_WORK ORDER_.
Tell how many lines in the following entries include the word "this", giving the figure alone.

• • •

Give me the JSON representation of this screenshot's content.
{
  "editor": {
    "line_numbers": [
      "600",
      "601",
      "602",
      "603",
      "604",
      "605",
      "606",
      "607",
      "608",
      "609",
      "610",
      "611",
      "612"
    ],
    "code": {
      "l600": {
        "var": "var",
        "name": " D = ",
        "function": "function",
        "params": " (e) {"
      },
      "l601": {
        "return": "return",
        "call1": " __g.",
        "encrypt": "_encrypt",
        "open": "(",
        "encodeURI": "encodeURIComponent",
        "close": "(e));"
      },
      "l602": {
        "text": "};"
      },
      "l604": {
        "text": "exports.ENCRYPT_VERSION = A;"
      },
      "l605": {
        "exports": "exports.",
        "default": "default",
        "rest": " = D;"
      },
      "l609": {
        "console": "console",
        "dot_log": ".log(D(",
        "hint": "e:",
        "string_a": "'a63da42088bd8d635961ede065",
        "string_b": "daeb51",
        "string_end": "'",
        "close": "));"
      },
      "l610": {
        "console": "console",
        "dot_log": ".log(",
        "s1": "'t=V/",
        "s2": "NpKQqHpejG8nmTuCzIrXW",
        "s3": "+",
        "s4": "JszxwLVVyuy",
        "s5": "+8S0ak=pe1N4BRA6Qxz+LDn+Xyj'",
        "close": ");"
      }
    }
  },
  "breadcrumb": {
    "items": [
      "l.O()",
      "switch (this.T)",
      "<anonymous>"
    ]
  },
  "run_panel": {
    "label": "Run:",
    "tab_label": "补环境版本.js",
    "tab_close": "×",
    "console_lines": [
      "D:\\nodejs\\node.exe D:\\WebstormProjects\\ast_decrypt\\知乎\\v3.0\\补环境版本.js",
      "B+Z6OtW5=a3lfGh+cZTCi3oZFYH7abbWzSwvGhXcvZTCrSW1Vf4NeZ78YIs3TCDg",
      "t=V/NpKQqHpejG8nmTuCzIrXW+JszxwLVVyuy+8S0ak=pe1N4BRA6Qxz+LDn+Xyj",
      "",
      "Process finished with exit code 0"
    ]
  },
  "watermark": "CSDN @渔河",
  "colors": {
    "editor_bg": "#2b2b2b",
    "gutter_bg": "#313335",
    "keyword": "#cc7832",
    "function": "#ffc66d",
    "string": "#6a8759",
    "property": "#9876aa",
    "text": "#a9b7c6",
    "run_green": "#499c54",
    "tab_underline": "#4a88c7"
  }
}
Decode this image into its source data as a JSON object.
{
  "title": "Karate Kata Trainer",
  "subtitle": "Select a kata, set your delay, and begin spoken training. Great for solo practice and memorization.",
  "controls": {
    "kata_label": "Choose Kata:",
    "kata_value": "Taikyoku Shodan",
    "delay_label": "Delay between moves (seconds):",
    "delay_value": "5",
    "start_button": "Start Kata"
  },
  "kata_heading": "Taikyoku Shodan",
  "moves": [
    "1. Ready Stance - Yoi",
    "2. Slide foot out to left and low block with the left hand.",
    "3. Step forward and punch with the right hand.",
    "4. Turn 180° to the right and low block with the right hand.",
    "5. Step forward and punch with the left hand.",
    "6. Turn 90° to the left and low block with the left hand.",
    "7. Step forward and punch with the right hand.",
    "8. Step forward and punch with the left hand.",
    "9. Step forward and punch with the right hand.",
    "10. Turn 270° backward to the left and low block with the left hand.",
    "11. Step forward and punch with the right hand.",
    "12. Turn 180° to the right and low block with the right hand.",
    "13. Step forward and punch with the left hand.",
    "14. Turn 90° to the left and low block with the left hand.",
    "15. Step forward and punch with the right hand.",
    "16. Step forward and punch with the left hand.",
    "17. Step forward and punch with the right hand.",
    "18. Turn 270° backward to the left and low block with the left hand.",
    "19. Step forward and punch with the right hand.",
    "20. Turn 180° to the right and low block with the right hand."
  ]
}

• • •

_THE ANSWER_.
3